I’m assuming this policy is limited to Apple Retail employees, rather than just those from Apple itself. Certainly, the handful of Apple bloggers that I know of (like Chuq, for example), have commented on issues related to Apple before, although not, of course, on rumours of new products.
But if this policy is correct and company-wide, it’s a mistake. Empowering employees, especially product managers, to respond to customers via blogging is a powerful tool for dispelling mis-information about both the company and its products.
Take for example the recent post on Slashdot about Microsoft’s new shell Monad supposedly being removed from Windows Vista because of concerns over its security. Adam Barr, who works on the Monad team, was able to publicly correct this via his blog, far more quickly than any kind of response that could have been issued through the usual corporate channels. What could have been a nasty little anti-Microsoft meme echoing around the Internet got nipped in the bud, fast.
This kind of "from the horses mouth" posting is completely lacking from Apple. Take, as an example, the story on the purported use of Trusted Computing DRM by the OS X Intel project. This originated with OSx86, spread to Slashdot, and on to Cory, who wrote an eloquent piece on BoingBoing about how it was A Very Bad Thing.

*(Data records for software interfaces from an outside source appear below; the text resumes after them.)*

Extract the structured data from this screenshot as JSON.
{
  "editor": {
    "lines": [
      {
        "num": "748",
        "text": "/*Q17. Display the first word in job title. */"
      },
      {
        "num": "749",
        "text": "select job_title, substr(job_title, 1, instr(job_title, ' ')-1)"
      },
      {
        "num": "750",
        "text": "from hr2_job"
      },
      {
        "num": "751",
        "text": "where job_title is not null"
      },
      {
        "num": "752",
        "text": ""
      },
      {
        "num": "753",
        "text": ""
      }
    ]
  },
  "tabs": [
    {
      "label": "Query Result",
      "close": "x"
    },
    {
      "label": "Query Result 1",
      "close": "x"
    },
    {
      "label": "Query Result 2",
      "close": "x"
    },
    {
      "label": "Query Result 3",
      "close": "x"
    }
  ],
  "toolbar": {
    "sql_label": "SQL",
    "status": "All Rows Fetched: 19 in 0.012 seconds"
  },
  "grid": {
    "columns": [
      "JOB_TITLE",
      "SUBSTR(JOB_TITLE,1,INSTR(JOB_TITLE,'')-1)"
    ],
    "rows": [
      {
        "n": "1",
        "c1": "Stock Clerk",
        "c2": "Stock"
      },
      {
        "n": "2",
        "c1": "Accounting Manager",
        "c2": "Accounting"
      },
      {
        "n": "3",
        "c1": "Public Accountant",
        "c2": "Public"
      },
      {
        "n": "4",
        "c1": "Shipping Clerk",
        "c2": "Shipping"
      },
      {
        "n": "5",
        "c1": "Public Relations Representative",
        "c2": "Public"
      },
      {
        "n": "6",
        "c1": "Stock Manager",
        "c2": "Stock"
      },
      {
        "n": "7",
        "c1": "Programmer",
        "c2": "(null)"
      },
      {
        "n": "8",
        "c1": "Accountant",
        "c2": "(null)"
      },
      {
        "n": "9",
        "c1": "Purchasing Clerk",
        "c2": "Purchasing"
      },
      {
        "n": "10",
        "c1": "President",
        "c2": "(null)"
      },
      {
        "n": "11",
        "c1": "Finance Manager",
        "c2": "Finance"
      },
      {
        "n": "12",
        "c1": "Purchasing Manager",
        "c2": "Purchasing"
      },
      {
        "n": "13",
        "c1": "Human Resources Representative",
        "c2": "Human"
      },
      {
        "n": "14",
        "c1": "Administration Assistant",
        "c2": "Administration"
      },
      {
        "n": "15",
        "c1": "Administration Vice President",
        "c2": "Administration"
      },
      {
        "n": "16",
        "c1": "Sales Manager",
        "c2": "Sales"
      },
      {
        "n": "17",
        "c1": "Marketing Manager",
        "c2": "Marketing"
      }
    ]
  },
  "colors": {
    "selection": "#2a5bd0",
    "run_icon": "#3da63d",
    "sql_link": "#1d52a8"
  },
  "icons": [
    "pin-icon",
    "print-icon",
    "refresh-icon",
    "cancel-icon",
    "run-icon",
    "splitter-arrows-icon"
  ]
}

So now the news that Apple is using some nasty DRM for as-yet ill-defined purposes is rattling round the Internet. Apple’s response? Nothing. The nearest we get to a response is from John Gruber, who accuses Cory of overreacting.
Maybe Cory is overreacting, but the fact is that the whole thing could have been stopped in its tracks by a quick post on an Apple product manager’s blog. "We’re using TPM in our machines to ensure that users can’t boot the developer version of OS X/Intel on stock Intel-based machines. We don’t have any plans at present to use it beyond that." A simple post that doesn’t give any serious information about future products, but simply clarifies an already-noted feature of the developer machines, in exactly the same way that Adam Barr clarified an already-noted point about Vista and Monad.
But that’s not how Apple works, and it’s something that will, sooner or later, mean a serious PR wound. As Scoble puts it:
Here’s something I learned while working in the tech industry: if
something is being discussed and answered in public, it almost never is
evil. But, if something is being kept secret, then you should focus
more scrutiny on that. When the stink is going up, people’s normal
reactions are to stop communicating.
Apple needs to learn that its employees communicating with its customers directly is a good thing, both for the employees (who feel more empowered) and for the customers who see a human face on the company. Let the people blog, Steve.